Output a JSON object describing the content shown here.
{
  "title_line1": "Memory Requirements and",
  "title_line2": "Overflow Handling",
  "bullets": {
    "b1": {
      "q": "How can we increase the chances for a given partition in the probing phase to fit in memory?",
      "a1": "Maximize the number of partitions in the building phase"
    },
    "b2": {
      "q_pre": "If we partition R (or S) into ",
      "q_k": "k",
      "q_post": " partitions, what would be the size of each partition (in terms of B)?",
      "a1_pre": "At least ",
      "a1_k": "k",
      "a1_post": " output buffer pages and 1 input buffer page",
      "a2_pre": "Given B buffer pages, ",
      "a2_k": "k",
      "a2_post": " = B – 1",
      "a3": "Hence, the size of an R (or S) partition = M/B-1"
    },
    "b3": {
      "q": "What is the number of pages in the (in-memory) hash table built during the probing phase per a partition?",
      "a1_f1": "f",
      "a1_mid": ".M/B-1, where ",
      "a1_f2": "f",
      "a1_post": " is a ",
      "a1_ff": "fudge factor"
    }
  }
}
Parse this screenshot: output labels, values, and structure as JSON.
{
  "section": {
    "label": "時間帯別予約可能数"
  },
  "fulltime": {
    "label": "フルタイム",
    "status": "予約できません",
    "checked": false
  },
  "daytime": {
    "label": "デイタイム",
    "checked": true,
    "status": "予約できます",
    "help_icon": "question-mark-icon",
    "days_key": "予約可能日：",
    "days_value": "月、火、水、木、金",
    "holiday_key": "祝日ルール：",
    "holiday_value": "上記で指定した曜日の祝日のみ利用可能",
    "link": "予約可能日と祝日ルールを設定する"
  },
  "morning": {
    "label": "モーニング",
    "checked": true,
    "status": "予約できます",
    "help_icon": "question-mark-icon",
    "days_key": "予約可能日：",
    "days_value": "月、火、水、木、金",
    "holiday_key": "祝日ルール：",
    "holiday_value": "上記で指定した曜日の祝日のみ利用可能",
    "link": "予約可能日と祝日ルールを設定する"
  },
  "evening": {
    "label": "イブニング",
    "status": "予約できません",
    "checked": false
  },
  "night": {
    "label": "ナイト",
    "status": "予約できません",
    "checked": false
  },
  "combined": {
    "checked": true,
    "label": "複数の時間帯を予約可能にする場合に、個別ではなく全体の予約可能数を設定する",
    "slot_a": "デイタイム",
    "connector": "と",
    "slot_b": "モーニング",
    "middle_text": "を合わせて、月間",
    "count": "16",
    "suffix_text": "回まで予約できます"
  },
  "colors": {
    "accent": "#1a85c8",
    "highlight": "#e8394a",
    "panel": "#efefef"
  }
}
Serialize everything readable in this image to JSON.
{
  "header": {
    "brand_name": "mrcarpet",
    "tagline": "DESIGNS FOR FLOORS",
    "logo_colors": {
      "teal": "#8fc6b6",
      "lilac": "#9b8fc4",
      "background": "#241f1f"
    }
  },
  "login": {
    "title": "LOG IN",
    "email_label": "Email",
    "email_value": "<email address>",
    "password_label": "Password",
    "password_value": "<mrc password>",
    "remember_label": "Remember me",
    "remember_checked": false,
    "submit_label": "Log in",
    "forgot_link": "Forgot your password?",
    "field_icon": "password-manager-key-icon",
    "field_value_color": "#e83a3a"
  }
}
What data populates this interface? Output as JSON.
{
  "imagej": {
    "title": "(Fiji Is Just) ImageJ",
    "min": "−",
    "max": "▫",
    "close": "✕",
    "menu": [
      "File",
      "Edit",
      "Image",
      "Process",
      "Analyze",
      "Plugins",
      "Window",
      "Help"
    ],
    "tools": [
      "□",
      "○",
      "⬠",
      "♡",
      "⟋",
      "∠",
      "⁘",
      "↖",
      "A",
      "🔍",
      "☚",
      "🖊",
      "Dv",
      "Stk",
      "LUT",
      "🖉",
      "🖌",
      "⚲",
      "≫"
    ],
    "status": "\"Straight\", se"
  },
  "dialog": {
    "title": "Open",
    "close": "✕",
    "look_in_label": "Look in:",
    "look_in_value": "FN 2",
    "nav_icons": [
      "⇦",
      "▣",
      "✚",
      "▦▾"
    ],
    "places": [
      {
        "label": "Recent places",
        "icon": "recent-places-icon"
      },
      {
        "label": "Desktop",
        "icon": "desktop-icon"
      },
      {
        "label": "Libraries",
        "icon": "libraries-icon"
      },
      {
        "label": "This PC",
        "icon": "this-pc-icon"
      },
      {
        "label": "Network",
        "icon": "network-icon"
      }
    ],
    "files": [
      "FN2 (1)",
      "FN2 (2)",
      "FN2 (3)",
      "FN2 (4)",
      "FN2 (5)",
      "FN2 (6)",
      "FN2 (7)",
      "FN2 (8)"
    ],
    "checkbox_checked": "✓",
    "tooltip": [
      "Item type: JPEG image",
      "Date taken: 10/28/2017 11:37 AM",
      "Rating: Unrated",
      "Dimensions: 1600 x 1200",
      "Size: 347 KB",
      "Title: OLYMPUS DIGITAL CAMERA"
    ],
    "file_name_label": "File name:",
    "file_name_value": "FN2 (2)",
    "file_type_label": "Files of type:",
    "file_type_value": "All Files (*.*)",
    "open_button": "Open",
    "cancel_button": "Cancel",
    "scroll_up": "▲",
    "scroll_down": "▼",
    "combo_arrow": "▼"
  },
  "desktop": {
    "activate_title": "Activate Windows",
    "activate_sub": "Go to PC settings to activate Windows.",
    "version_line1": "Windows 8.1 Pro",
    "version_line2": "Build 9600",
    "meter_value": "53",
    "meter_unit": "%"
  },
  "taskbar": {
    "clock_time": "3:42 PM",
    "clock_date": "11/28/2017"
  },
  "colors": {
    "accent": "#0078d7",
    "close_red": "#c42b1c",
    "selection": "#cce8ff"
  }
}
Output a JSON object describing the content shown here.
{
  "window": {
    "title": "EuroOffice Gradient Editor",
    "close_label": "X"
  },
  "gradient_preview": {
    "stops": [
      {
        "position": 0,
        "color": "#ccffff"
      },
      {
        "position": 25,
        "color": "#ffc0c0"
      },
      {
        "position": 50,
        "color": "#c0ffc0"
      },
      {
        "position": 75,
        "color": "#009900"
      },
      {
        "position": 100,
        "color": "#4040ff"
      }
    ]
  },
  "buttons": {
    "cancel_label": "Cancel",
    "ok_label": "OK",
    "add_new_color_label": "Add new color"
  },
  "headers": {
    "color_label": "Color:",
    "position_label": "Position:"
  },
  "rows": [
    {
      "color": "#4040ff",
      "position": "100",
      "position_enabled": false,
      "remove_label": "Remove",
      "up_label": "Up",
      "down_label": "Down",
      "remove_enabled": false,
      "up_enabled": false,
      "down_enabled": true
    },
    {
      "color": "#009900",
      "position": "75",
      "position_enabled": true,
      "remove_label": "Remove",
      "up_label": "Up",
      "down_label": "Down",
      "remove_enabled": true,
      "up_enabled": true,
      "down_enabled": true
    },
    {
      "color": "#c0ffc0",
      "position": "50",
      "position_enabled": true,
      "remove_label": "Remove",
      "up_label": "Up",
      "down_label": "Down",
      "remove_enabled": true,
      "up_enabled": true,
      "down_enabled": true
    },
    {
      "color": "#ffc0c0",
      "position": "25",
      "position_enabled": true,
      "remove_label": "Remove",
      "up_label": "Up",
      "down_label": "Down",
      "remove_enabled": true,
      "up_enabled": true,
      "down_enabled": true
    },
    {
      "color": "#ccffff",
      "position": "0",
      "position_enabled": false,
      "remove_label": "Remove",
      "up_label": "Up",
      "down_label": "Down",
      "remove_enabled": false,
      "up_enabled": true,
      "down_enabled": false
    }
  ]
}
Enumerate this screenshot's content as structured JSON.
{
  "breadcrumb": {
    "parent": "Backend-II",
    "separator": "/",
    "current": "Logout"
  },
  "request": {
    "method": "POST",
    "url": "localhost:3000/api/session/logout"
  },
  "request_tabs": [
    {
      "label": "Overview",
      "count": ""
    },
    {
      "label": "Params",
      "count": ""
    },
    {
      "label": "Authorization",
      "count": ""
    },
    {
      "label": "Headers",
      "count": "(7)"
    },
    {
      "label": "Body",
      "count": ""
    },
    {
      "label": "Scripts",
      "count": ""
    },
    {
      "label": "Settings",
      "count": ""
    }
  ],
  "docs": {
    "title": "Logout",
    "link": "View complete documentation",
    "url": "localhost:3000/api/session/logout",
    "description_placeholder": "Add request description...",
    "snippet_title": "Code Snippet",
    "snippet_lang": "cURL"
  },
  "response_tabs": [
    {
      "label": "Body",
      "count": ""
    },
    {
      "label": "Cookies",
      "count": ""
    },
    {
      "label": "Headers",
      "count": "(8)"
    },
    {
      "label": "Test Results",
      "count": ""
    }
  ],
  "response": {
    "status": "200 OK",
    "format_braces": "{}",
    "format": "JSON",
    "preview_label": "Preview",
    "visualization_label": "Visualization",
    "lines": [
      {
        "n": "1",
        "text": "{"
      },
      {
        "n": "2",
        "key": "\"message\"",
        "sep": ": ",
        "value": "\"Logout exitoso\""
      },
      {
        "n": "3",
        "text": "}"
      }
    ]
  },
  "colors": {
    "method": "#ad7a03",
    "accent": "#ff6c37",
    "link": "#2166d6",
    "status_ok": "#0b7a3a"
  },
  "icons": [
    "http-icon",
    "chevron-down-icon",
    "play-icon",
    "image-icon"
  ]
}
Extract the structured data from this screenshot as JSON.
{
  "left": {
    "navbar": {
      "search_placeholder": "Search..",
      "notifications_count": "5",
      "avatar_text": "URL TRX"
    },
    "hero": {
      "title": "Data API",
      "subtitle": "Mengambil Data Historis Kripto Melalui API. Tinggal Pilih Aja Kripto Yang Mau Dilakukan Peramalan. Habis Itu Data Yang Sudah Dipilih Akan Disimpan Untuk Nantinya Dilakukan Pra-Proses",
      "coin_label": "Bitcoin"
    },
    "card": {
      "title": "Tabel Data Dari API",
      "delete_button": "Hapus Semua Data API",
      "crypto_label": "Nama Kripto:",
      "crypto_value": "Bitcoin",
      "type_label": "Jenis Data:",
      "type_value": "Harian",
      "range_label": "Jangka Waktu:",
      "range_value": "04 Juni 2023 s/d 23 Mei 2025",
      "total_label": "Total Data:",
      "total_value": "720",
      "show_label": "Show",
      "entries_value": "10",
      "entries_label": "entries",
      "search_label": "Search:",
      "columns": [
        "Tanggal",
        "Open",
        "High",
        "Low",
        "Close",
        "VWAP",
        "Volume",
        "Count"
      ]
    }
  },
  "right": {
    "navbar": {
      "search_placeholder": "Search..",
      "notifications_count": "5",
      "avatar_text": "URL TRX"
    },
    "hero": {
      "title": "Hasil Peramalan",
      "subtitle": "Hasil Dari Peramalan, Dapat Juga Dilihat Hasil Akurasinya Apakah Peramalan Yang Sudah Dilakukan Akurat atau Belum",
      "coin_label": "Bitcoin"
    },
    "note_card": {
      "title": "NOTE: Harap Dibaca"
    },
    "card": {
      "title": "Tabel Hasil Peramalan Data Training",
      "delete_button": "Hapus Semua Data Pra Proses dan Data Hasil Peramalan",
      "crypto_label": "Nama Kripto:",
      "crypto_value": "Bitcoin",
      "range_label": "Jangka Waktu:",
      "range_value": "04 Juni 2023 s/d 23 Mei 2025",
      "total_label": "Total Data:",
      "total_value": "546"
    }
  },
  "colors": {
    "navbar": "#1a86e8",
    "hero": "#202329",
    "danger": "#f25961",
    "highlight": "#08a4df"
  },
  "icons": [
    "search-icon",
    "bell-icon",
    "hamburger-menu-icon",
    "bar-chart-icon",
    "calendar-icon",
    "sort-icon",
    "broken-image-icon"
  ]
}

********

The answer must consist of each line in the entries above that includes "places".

WRITTEN RESPONSE:
    "places": [
        "label": "Recent places",
        "icon": "recent-places-icon"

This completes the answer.